  • Don't feel like you need to give an opinion on everything. Thinking deeply and critically is work. Consider social media and small talk another form of work, so avoid the unnecessary or unproductive variety. Other people will often say something better or be the better person to say something. Know when to speak and when to sit back to instead support other voices.
  • The majority of the time, most people just want to feel like someone hears them. Giving affirmations that you are listening and that someones words are valuable is key. People too often do not state or affirm they heard statements because they seem obvious. Too often obvious solutions to problems are missed because people do not say or listen to them.

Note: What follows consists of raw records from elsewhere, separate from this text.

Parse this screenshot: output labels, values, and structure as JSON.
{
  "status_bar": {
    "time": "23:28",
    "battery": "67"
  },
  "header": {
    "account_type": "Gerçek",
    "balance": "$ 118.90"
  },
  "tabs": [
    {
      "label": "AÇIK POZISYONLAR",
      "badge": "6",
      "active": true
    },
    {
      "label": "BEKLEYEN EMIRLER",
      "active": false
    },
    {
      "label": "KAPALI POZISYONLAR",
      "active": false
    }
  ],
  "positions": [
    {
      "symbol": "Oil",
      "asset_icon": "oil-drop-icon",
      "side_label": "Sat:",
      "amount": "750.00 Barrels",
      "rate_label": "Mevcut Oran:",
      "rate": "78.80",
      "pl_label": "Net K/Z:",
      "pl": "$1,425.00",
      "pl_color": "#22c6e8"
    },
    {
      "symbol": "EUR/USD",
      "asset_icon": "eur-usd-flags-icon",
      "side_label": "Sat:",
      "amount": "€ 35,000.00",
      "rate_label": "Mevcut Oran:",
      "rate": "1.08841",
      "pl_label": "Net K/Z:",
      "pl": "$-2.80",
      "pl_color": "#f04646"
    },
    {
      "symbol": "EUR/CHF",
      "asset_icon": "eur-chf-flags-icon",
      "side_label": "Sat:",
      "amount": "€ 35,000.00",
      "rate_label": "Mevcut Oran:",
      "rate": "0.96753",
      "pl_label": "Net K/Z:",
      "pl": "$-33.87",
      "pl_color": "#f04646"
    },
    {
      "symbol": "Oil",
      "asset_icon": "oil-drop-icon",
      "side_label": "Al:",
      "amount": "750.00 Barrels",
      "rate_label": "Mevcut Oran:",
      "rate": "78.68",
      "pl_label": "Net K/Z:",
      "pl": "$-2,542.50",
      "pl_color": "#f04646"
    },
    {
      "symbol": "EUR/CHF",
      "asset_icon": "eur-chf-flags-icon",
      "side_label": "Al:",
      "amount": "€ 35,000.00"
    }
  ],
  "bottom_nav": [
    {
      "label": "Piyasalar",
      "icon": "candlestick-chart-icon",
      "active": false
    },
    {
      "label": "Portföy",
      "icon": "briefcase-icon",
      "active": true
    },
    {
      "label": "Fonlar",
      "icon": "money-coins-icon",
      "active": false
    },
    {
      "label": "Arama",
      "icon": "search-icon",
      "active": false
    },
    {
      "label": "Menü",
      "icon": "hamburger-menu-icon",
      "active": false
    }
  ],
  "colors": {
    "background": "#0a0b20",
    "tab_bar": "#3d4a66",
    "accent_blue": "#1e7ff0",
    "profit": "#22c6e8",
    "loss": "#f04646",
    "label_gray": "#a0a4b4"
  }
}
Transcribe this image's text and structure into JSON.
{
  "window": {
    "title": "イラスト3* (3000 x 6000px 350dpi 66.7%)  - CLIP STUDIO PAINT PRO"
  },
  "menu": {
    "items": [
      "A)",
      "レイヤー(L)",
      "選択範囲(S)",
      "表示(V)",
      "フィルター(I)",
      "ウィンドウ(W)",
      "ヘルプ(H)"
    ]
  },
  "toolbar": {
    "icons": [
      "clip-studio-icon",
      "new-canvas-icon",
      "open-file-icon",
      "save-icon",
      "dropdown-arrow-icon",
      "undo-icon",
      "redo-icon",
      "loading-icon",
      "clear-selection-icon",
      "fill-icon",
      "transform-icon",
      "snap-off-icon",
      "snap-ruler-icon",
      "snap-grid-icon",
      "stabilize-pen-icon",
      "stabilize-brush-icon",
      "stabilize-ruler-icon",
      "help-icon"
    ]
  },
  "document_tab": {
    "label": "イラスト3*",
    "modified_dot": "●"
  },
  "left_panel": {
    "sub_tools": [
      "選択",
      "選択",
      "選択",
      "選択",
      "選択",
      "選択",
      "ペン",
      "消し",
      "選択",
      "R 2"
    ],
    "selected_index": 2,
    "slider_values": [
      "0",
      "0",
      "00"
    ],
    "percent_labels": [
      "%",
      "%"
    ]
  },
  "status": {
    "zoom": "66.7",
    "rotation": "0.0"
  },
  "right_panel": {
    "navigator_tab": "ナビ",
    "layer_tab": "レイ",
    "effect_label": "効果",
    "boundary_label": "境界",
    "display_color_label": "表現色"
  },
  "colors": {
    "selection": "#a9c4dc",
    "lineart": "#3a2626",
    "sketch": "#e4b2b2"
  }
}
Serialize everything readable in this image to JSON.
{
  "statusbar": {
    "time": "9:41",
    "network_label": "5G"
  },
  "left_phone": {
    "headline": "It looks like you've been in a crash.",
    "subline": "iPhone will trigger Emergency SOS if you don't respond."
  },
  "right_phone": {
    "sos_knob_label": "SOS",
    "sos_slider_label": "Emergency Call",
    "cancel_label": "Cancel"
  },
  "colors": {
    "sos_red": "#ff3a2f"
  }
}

Energy (Emotional)
  • Listening to, being present to, or witnessing to human emotion is labor. Feeling things is like working a muscle. I wouldn't sprint for 20 minutes without slowing down or taking breaks to walk and stretch, likewise emotional labor should be balanced with time alone or alternated with other emotions. A well timed joke, a sobering comment, an intermission to discuss another topic are all effective at maintaining and enduring longer emotional labor.
  • Time alone nearby trusted people is key. People exhaust me and I find it difficult to not notice the million emotional, intellectual, physical, and social signals people send off. As such, a space where I don't see or hear the many subtle signals allows me to disconnect and recover. However, I do not like being isolated or totally alone. An office space or neighboring room in which I can settle will allow me to recenter myself while still being within reach.

Energy (Physical)
  • Too much energy will result in higher anxiety. Increasing the amount of exercise helps with this. Solitude will help burn off extra physical energy that results from excessive emotional or intellectual conflict. Ironically, fast paced music will help organize the extra energy by acknowledging the surge rather than trying to ignore or eschew it.
  • Too little energy will result in a more depressive and sluggish state. Eating better or more often and sleeping more will help. Be aware that sleep is an investment. More efficient work and socializing can be done with better rest. Overtired or slugging work or socializing will take longer and be less effective.
  • C. Bahr and husbutch prefers lower energy activities for longer periods.
  • N. Bahr prefers higher energy activities for shorter periods.

My Body
  • This is a whole post to itself, given how people can have varyingly healthy and unhealthy attitudes towards trans women's bodies.